___ DATA RECORDS ___

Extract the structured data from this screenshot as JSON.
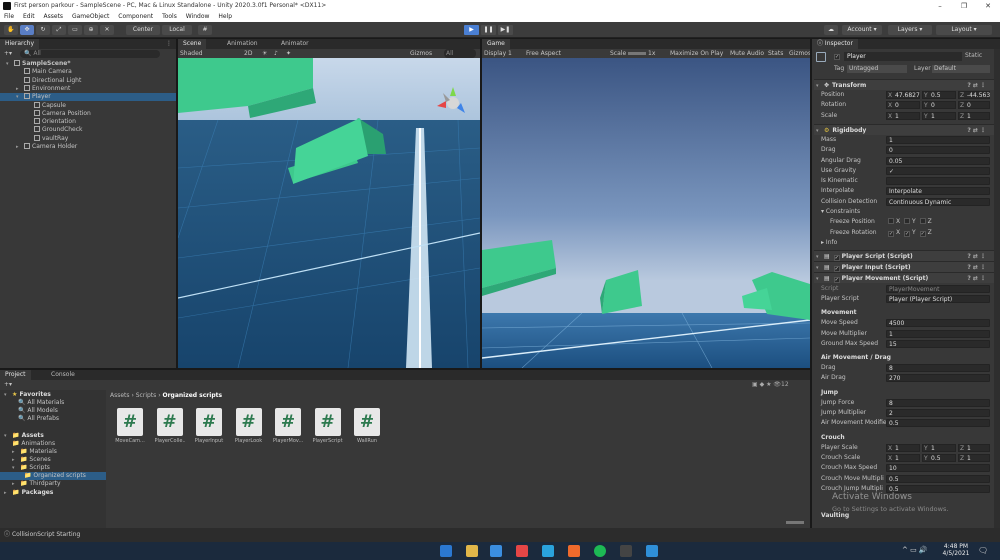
{
  "window": {
    "title": "First person parkour - SampleScene - PC, Mac & Linux Standalone - Unity 2020.3.0f1 Personal* <DX11>",
    "controls": [
      "–",
      "❐",
      "✕"
    ]
  },
  "menu": [
    "File",
    "Edit",
    "Assets",
    "GameObject",
    "Component",
    "Tools",
    "Window",
    "Help"
  ],
  "toolbar": {
    "pivot": "Center",
    "space": "Local",
    "account": "Account",
    "layers": "Layers",
    "layout": "Layout"
  },
  "hierarchy": {
    "tab": "Hierarchy",
    "search": "All",
    "items": [
      {
        "label": "SampleScene*",
        "indent": 0
      },
      {
        "label": "Main Camera",
        "indent": 1
      },
      {
        "label": "Directional Light",
        "indent": 1
      },
      {
        "label": "Environment",
        "indent": 1
      },
      {
        "label": "Player",
        "indent": 1
      },
      {
        "label": "Capsule",
        "indent": 2
      },
      {
        "label": "Camera Position",
        "indent": 2
      },
      {
        "label": "Orientation",
        "indent": 2
      },
      {
        "label": "GroundCheck",
        "indent": 2
      },
      {
        "label": "vaultRay",
        "indent": 2
      },
      {
        "label": "Camera Holder",
        "indent": 1
      }
    ]
  },
  "scene": {
    "tabs": [
      "Scene",
      "Animation",
      "Animator"
    ],
    "shading": "Shaded",
    "mode2d": "2D",
    "gizmos": "Gizmos",
    "search": "All"
  },
  "game": {
    "tab": "Game",
    "display": "Display 1",
    "aspect": "Free Aspect",
    "scale_label": "Scale",
    "scale": "1x",
    "options": [
      "Maximize On Play",
      "Mute Audio",
      "Stats",
      "Gizmos"
    ]
  },
  "project": {
    "tabs": [
      "Project",
      "Console"
    ],
    "favorites_label": "Favorites",
    "favorites": [
      "All Materials",
      "All Models",
      "All Prefabs"
    ],
    "assets_label": "Assets",
    "folders": [
      "Animations",
      "Materials",
      "Scenes",
      "Scripts",
      "Organized scripts",
      "Thirdparty"
    ],
    "packages_label": "Packages",
    "breadcrumb": [
      "Assets",
      "Scripts",
      "Organized scripts"
    ],
    "files": [
      "MoveCam...",
      "PlayerColle...",
      "PlayerInput",
      "PlayerLook",
      "PlayerMov...",
      "PlayerScript",
      "WallRun"
    ],
    "count": "12"
  },
  "status": {
    "message": "CollisionScript Starting"
  },
  "inspector": {
    "tab": "Inspector",
    "object": "Player",
    "static": "Static",
    "tag_label": "Tag",
    "tag": "Untagged",
    "layer_label": "Layer",
    "layer": "Default",
    "transform": {
      "title": "Transform",
      "rows": [
        {
          "label": "Position",
          "x": "47.6827",
          "y": "0.5",
          "z": "-44.563"
        },
        {
          "label": "Rotation",
          "x": "0",
          "y": "0",
          "z": "0"
        },
        {
          "label": "Scale",
          "x": "1",
          "y": "1",
          "z": "1"
        }
      ]
    },
    "rigidbody": {
      "title": "Rigidbody",
      "rows": [
        {
          "label": "Mass",
          "value": "1"
        },
        {
          "label": "Drag",
          "value": "0"
        },
        {
          "label": "Angular Drag",
          "value": "0.05"
        },
        {
          "label": "Use Gravity",
          "value": "✓"
        },
        {
          "label": "Is Kinematic",
          "value": ""
        },
        {
          "label": "Interpolate",
          "value": "Interpolate"
        },
        {
          "label": "Collision Detection",
          "value": "Continuous Dynamic"
        }
      ],
      "constraints": "Constraints",
      "freeze_pos": "Freeze Position",
      "freeze_rot": "Freeze Rotation",
      "axes": [
        "X",
        "Y",
        "Z"
      ],
      "info": "Info"
    },
    "components": [
      "Player Script (Script)",
      "Player Input (Script)",
      "Player Movement (Script)"
    ],
    "script_label": "Script",
    "script_value": "PlayerMovement",
    "player_script_label": "Player Script",
    "player_script_value": "Player (Player Script)",
    "movement": {
      "title": "Movement",
      "rows": [
        {
          "label": "Move Speed",
          "value": "4500"
        },
        {
          "label": "Move Multiplier",
          "value": "1"
        },
        {
          "label": "Ground Max Speed",
          "value": "15"
        }
      ]
    },
    "air": {
      "title": "Air Movement / Drag",
      "rows": [
        {
          "label": "Drag",
          "value": "8"
        },
        {
          "label": "Air Drag",
          "value": "270"
        }
      ]
    },
    "jump": {
      "title": "Jump",
      "rows": [
        {
          "label": "Jump Force",
          "value": "8"
        },
        {
          "label": "Jump Multiplier",
          "value": "2"
        },
        {
          "label": "Air Movement Modifie",
          "value": "0.5"
        }
      ]
    },
    "crouch": {
      "title": "Crouch",
      "player_scale": {
        "label": "Player Scale",
        "x": "1",
        "y": "1",
        "z": "1"
      },
      "crouch_scale": {
        "label": "Crouch Scale",
        "x": "1",
        "y": "0.5",
        "z": "1"
      },
      "rows": [
        {
          "label": "Crouch Max Speed",
          "value": "10"
        },
        {
          "label": "Crouch Move Multipli",
          "value": "0.5"
        },
        {
          "label": "Crouch Jump Multipli",
          "value": "0.5"
        }
      ]
    },
    "vaulting": "Vaulting"
  },
  "watermark": {
    "line1": "Activate Windows",
    "line2": "Go to Settings to activate Windows."
  },
  "taskbar": {
    "time": "4:48 PM",
    "date": "4/5/2021"
  },
  "colors": {
    "selection": "#2c5d87",
    "play_active": "#4a7fd3",
    "platform_green": "#3ec98d"
  }
}
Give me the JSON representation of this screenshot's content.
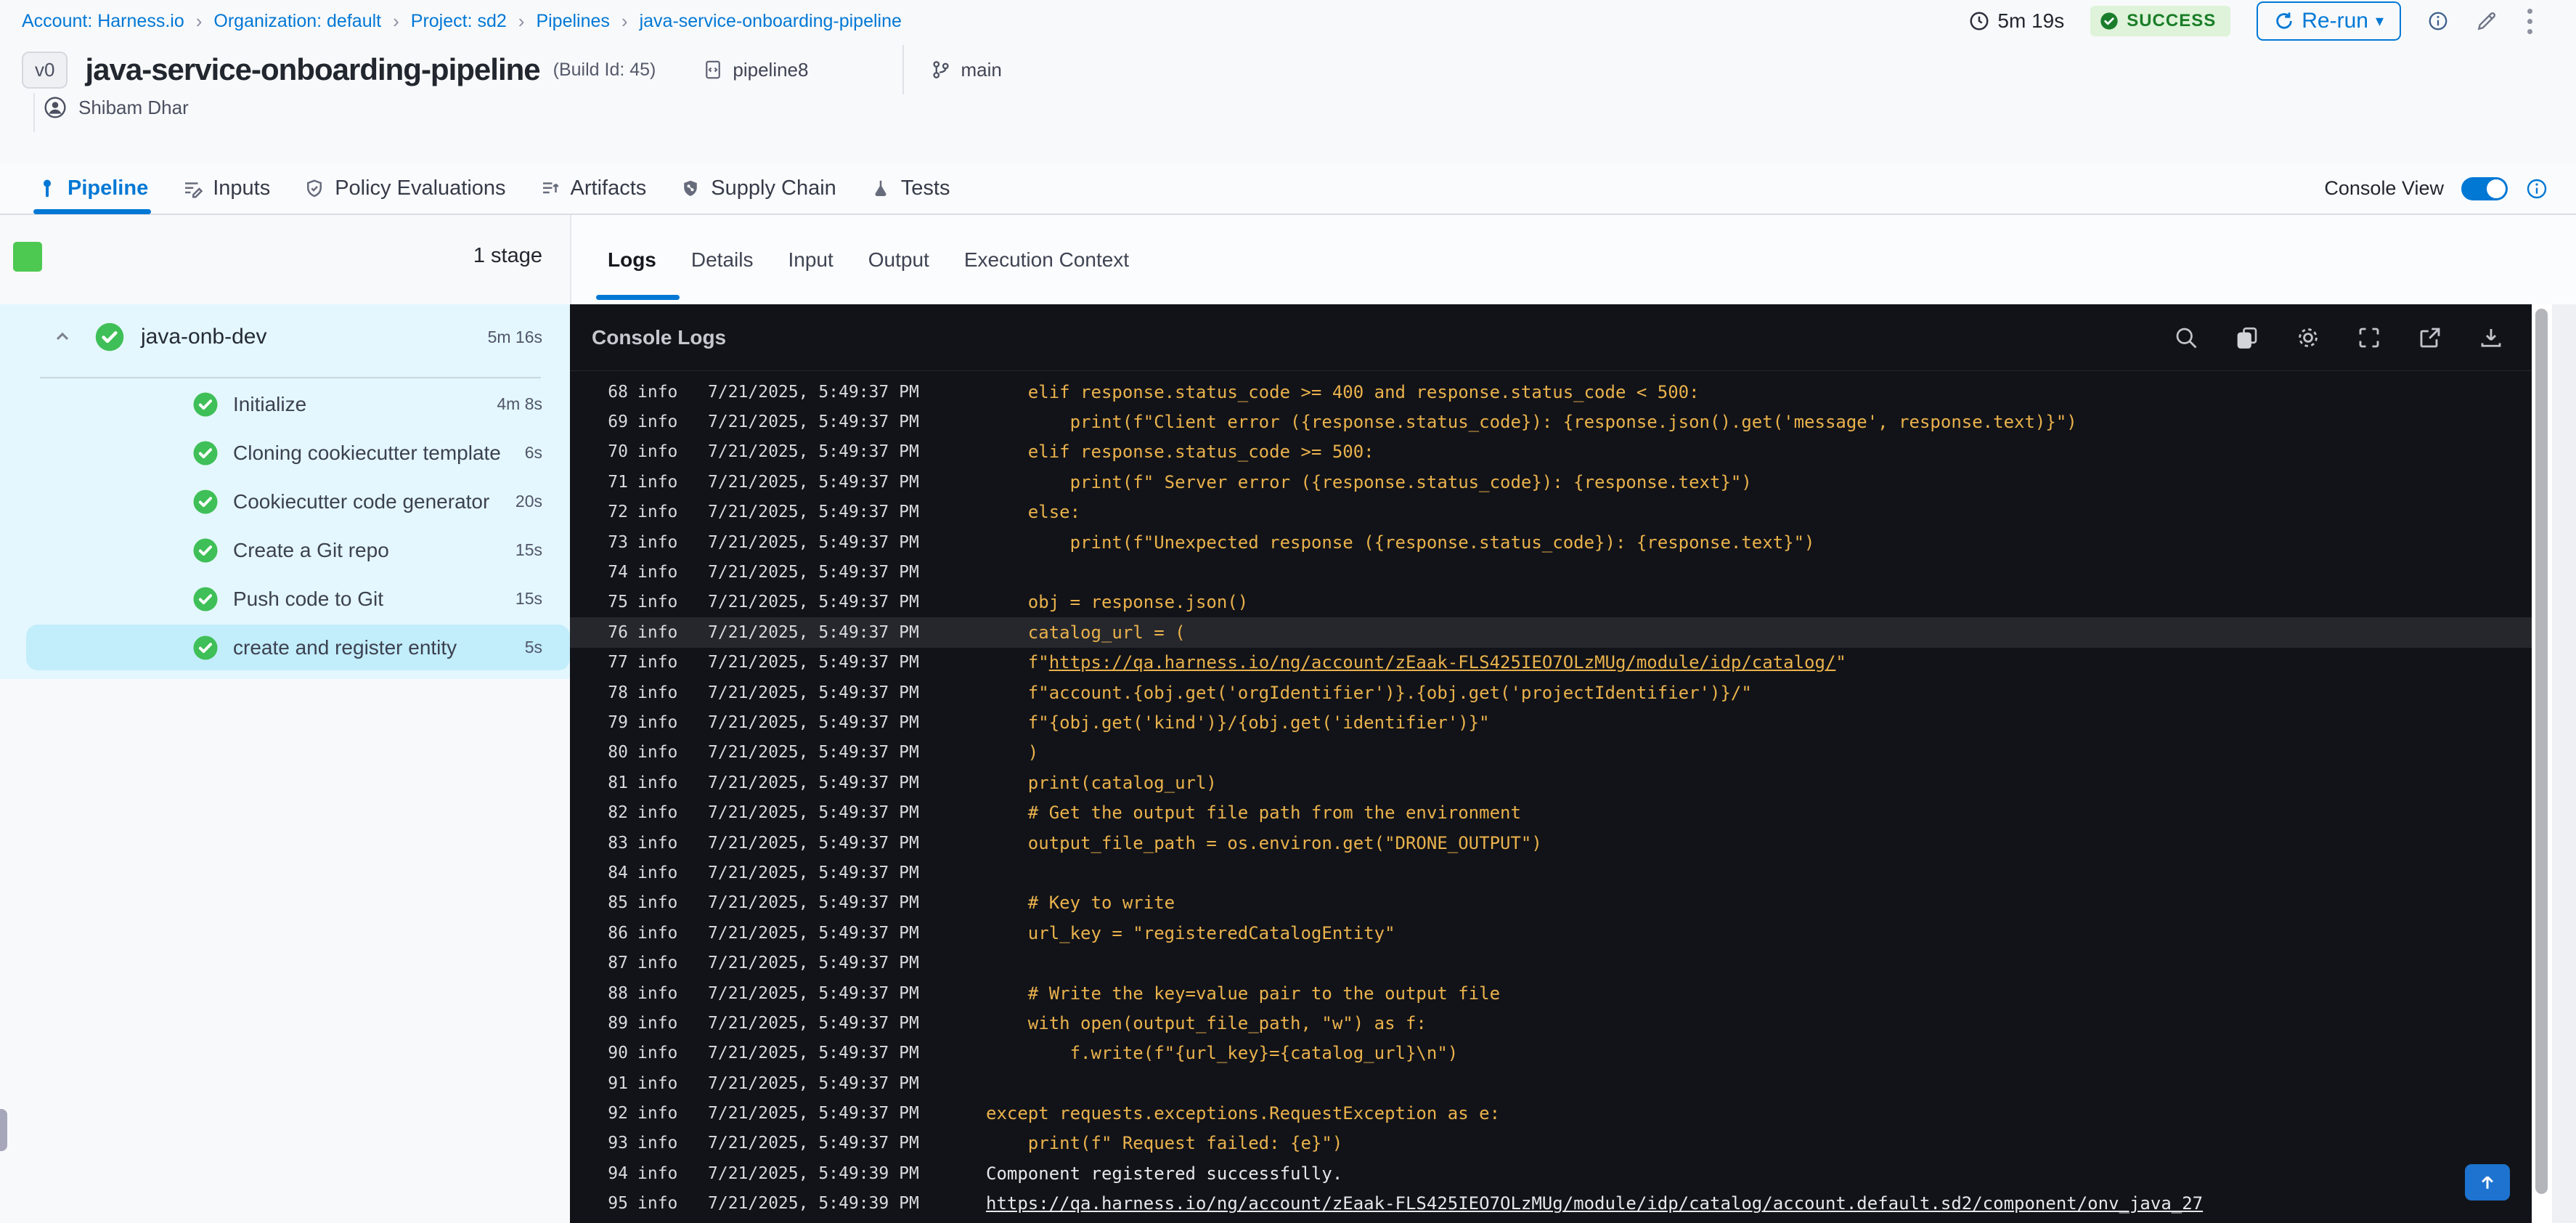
{
  "breadcrumb": {
    "separator": "›",
    "items": [
      "Account: Harness.io",
      "Organization: default",
      "Project: sd2",
      "Pipelines",
      "java-service-onboarding-pipeline"
    ]
  },
  "topbar": {
    "duration": "5m 19s",
    "status": "SUCCESS",
    "rerun_label": "Re-run"
  },
  "title": {
    "version_badge": "v0",
    "name": "java-service-onboarding-pipeline",
    "build": "(Build Id: 45)",
    "pipeline_ref": "pipeline8",
    "branch": "main",
    "author": "Shibam Dhar"
  },
  "nav_tabs": {
    "items": [
      {
        "label": "Pipeline",
        "active": true
      },
      {
        "label": "Inputs",
        "active": false
      },
      {
        "label": "Policy Evaluations",
        "active": false
      },
      {
        "label": "Artifacts",
        "active": false
      },
      {
        "label": "Supply Chain",
        "active": false
      },
      {
        "label": "Tests",
        "active": false
      }
    ],
    "console_view_label": "Console View"
  },
  "stage_panel": {
    "count_label": "1 stage",
    "stage": {
      "name": "java-onb-dev",
      "duration": "5m 16s"
    },
    "steps": [
      {
        "label": "Initialize",
        "duration": "4m 8s",
        "selected": false
      },
      {
        "label": "Cloning cookiecutter template",
        "duration": "6s",
        "selected": false
      },
      {
        "label": "Cookiecutter code generator",
        "duration": "20s",
        "selected": false
      },
      {
        "label": "Create a Git repo",
        "duration": "15s",
        "selected": false
      },
      {
        "label": "Push code to Git",
        "duration": "15s",
        "selected": false
      },
      {
        "label": "create and register entity",
        "duration": "5s",
        "selected": true
      }
    ]
  },
  "log_panel": {
    "tabs": [
      {
        "label": "Logs",
        "active": true
      },
      {
        "label": "Details",
        "active": false
      },
      {
        "label": "Input",
        "active": false
      },
      {
        "label": "Output",
        "active": false
      },
      {
        "label": "Execution Context",
        "active": false
      }
    ],
    "title": "Console Logs",
    "toolbar_icons": [
      "search-icon",
      "copy-icon",
      "settings-icon",
      "fullscreen-icon",
      "open-in-new-icon",
      "download-icon"
    ],
    "lines": [
      {
        "n": 68,
        "level": "info",
        "ts": "7/21/2025, 5:49:37 PM",
        "style": "code",
        "text": "    elif response.status_code >= 400 and response.status_code < 500:"
      },
      {
        "n": 69,
        "level": "info",
        "ts": "7/21/2025, 5:49:37 PM",
        "style": "code",
        "text": "        print(f\"Client error ({response.status_code}): {response.json().get('message', response.text)}\")"
      },
      {
        "n": 70,
        "level": "info",
        "ts": "7/21/2025, 5:49:37 PM",
        "style": "code",
        "text": "    elif response.status_code >= 500:"
      },
      {
        "n": 71,
        "level": "info",
        "ts": "7/21/2025, 5:49:37 PM",
        "style": "code",
        "text": "        print(f\" Server error ({response.status_code}): {response.text}\")"
      },
      {
        "n": 72,
        "level": "info",
        "ts": "7/21/2025, 5:49:37 PM",
        "style": "code",
        "text": "    else:"
      },
      {
        "n": 73,
        "level": "info",
        "ts": "7/21/2025, 5:49:37 PM",
        "style": "code",
        "text": "        print(f\"Unexpected response ({response.status_code}): {response.text}\")"
      },
      {
        "n": 74,
        "level": "info",
        "ts": "7/21/2025, 5:49:37 PM",
        "style": "code",
        "text": ""
      },
      {
        "n": 75,
        "level": "info",
        "ts": "7/21/2025, 5:49:37 PM",
        "style": "code",
        "text": "    obj = response.json()"
      },
      {
        "n": 76,
        "level": "info",
        "ts": "7/21/2025, 5:49:37 PM",
        "style": "code",
        "text": "    catalog_url = (",
        "highlight": true
      },
      {
        "n": 77,
        "level": "info",
        "ts": "7/21/2025, 5:49:37 PM",
        "style": "code",
        "text": "    f\"https://qa.harness.io/ng/account/zEaak-FLS425IEO7OLzMUg/module/idp/catalog/\"",
        "underline": "https://qa.harness.io/ng/account/zEaak-FLS425IEO7OLzMUg/module/idp/catalog/"
      },
      {
        "n": 78,
        "level": "info",
        "ts": "7/21/2025, 5:49:37 PM",
        "style": "code",
        "text": "    f\"account.{obj.get('orgIdentifier')}.{obj.get('projectIdentifier')}/\""
      },
      {
        "n": 79,
        "level": "info",
        "ts": "7/21/2025, 5:49:37 PM",
        "style": "code",
        "text": "    f\"{obj.get('kind')}/{obj.get('identifier')}\""
      },
      {
        "n": 80,
        "level": "info",
        "ts": "7/21/2025, 5:49:37 PM",
        "style": "code",
        "text": "    )"
      },
      {
        "n": 81,
        "level": "info",
        "ts": "7/21/2025, 5:49:37 PM",
        "style": "code",
        "text": "    print(catalog_url)"
      },
      {
        "n": 82,
        "level": "info",
        "ts": "7/21/2025, 5:49:37 PM",
        "style": "code",
        "text": "    # Get the output file path from the environment"
      },
      {
        "n": 83,
        "level": "info",
        "ts": "7/21/2025, 5:49:37 PM",
        "style": "code",
        "text": "    output_file_path = os.environ.get(\"DRONE_OUTPUT\")"
      },
      {
        "n": 84,
        "level": "info",
        "ts": "7/21/2025, 5:49:37 PM",
        "style": "code",
        "text": ""
      },
      {
        "n": 85,
        "level": "info",
        "ts": "7/21/2025, 5:49:37 PM",
        "style": "code",
        "text": "    # Key to write"
      },
      {
        "n": 86,
        "level": "info",
        "ts": "7/21/2025, 5:49:37 PM",
        "style": "code",
        "text": "    url_key = \"registeredCatalogEntity\""
      },
      {
        "n": 87,
        "level": "info",
        "ts": "7/21/2025, 5:49:37 PM",
        "style": "code",
        "text": ""
      },
      {
        "n": 88,
        "level": "info",
        "ts": "7/21/2025, 5:49:37 PM",
        "style": "code",
        "text": "    # Write the key=value pair to the output file"
      },
      {
        "n": 89,
        "level": "info",
        "ts": "7/21/2025, 5:49:37 PM",
        "style": "code",
        "text": "    with open(output_file_path, \"w\") as f:"
      },
      {
        "n": 90,
        "level": "info",
        "ts": "7/21/2025, 5:49:37 PM",
        "style": "code",
        "text": "        f.write(f\"{url_key}={catalog_url}\\n\")"
      },
      {
        "n": 91,
        "level": "info",
        "ts": "7/21/2025, 5:49:37 PM",
        "style": "code",
        "text": ""
      },
      {
        "n": 92,
        "level": "info",
        "ts": "7/21/2025, 5:49:37 PM",
        "style": "code",
        "text": "except requests.exceptions.RequestException as e:"
      },
      {
        "n": 93,
        "level": "info",
        "ts": "7/21/2025, 5:49:37 PM",
        "style": "code",
        "text": "    print(f\" Request failed: {e}\")"
      },
      {
        "n": 94,
        "level": "info",
        "ts": "7/21/2025, 5:49:39 PM",
        "style": "plain",
        "text": "Component registered successfully."
      },
      {
        "n": 95,
        "level": "info",
        "ts": "7/21/2025, 5:49:39 PM",
        "style": "plain",
        "text": "https://qa.harness.io/ng/account/zEaak-FLS425IEO7OLzMUg/module/idp/catalog/account.default.sd2/component/onv_java_27",
        "underline": "https://qa.harness.io/ng/account/zEaak-FLS425IEO7OLzMUg/module/idp/catalog/account.default.sd2/component/onv_java_27"
      }
    ]
  },
  "colors": {
    "accent_blue": "#0278d5",
    "success_green": "#4dc952",
    "log_gold": "#eab24c",
    "console_bg": "#121318",
    "stage_panel_bg": "#e4f7fe",
    "selected_step_bg": "#c2edfb",
    "success_badge_bg": "#def3d9",
    "success_badge_text": "#1a7d28"
  }
}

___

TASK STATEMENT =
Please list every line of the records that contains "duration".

EXERCISE RESULT =
    "duration": "5m 19s",
      "duration": "5m 16s"
        "duration": "4m 8s",
        "duration": "6s",
        "duration": "20s",
        "duration": "15s",
        "duration": "15s",
        "duration": "5s",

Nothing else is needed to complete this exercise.